    Angie: you're quite right that it needs tweaking. Given the seasonal cycle, it will be hard to bring this garment to market until next winter anyway, so the smart thing to do is focus on the jacket and pants in time for spring and take my time to get this one right. I'll wear it over the winter and work out what adjustments I should make.

    But I don't feel the need to be universally commercial with what I'm doing. I can't please all the people all the time and there won't be many of these pieces to begin with. Doesn't need to be for everyone, just a few.

    And don't worry about stifling my creativity. Feedback is a vital part of the process. It's what I'm here for. 

  • shevia replied 3 years ago

    Wow! On you I like it every way, but 4/5 the least because the way the button is in the back makes it look like a coat lining worn inside out a bit. Maybe not so much in person. Yes, it needs the right weather and right person. Yes it would be possibly too bulky with that particular material for the shorter among us. But with a different fur or even something like a thick brocade or sort of lumpy material (I have no fabric vocabulary clearly) I could totally picture it. Also it would work in my mild climate during the winter. Impressed as ever.

  • Style Fan replied 3 years ago

    It is very creative.  I like the idea of the fake fur being on the inside next to me.  I have a fake fur coat that I love but it is not that warm.  Not for a Canadian winter.
    I am enjoying your posts.  You have so much talent as a designer and seamstress.

  • Janet replied 3 years ago

    Oh my, how did I miss this until now? That is too cool. I like Firecracker's suggestions. I will have to take a closer look later when I can get a better look, since I'm on my phone now.

  • Sal replied 3 years ago

    I missed this one too!  It is very cool.  I look forward to seeing where this one goes  with your tweaks. 

  • replied 3 years ago

    I keep coming back to this, and I'm still confused (and it's not the wine).  Are all 9 pictures of the same piece?  I love it in pictures one through four  but I don't like whatever is going on in the back in picture 5.  I find this kind of collarless coat really great - I think it is absolutely flattering to some figures , and who cares if the sleeves are bracelet length and that there is no collar?
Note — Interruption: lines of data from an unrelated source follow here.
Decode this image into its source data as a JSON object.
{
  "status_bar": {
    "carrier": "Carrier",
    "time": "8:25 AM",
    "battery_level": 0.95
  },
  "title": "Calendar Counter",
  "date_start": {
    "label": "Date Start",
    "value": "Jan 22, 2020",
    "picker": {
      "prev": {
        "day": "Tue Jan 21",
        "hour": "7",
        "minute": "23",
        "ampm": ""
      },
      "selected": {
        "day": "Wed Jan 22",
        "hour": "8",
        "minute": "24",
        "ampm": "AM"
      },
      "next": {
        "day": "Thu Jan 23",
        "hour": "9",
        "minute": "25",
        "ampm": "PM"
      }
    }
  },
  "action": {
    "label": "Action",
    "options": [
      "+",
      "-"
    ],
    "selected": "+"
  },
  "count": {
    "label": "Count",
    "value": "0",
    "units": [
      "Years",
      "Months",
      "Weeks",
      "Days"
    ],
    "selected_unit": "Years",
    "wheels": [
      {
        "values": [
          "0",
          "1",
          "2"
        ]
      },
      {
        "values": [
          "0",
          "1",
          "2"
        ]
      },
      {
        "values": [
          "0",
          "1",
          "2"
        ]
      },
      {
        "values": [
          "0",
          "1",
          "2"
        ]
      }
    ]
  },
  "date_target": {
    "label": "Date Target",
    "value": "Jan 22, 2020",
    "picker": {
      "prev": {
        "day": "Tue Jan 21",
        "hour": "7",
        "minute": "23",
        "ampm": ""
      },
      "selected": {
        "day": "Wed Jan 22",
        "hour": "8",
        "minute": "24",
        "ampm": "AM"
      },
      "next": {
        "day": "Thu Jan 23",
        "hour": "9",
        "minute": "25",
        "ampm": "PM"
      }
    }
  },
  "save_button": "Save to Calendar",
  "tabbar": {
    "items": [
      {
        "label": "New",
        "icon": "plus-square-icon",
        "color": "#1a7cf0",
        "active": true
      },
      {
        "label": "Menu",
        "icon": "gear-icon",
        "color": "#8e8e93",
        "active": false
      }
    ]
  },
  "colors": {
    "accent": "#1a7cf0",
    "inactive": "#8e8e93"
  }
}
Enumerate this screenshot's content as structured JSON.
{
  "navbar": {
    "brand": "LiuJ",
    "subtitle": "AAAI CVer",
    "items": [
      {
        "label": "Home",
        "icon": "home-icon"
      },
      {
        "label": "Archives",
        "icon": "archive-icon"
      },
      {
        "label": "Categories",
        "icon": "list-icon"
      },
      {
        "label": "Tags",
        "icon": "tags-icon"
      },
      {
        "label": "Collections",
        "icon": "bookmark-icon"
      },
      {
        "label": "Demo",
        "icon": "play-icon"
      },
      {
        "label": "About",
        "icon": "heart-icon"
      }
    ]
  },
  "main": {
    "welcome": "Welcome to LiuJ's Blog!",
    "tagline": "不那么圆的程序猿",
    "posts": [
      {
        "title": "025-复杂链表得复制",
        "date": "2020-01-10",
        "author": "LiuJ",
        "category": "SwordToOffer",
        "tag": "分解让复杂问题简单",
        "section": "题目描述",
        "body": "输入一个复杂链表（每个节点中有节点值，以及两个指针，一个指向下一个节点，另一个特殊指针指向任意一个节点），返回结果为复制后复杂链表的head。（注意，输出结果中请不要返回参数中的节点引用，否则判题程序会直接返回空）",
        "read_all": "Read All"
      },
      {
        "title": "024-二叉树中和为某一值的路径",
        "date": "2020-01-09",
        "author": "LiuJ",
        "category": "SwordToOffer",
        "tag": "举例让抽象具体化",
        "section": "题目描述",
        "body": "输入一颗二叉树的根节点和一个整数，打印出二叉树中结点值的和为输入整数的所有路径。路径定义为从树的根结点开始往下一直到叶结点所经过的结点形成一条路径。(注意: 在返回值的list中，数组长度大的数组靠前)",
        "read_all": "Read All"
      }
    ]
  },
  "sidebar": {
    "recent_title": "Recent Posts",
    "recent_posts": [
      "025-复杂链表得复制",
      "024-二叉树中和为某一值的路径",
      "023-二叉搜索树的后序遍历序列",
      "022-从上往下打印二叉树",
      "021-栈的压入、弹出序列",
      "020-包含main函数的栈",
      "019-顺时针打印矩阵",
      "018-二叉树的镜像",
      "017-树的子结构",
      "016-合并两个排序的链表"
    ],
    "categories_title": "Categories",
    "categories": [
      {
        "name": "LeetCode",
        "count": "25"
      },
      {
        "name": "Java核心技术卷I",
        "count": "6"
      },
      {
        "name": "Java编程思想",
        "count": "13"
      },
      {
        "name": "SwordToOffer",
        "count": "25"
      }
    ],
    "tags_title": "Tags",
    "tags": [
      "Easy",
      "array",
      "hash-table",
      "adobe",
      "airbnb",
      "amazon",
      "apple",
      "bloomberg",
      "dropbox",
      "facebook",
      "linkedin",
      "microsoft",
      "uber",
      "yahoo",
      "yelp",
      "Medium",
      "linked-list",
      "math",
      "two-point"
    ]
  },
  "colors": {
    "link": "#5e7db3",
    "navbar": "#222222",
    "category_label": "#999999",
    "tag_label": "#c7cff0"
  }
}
This is a fashion piece, not something you buy for your one commuting coat for the winter.  In terms of the production of a piece like this - I agree that using a lower loft synthetic fur will reduce both cost and bulk, yet still provide that element of unexpected luxury.  Colours other than black?  Why? Maybe a taupe or grey, but getting into mainstream colours for the express purpose of appealing to the masses isn't your gig, is it?   You won't be selling your pieces on the Shopping Channel, so no need for colour in my not-very-humble (apparently - lol ) opinion.  Getting back to your other post about flattery - I will repeat my idea that this is indeed JFE and I 'd wear it in a less bulky interation .  And without the back venting thingamajig.

  • tulle replied 3 years ago

    Shorter sleeves on a cold-weather coat should not be a problem, unless the weather is truly Arctic.  An obvious and elegant solution is pair of beautiful long gloves.  I have some vintage ones that I wear with a  3/4-sleeved jacket, and I really love the look. Maybe you could show your coat with with elbow-length gloves next year? Meanwhile, I think you're wise to concentrate on marketing your jacket & pants for Spring.  Good luck!

  • replied 3 years ago

    Superbe manteau sous votre belle blouse blanche très élégante 

  • torontogirl replied 3 years ago

    How clever and creative ... 7 & 8 look so luxe!!

You need to be logged in to comment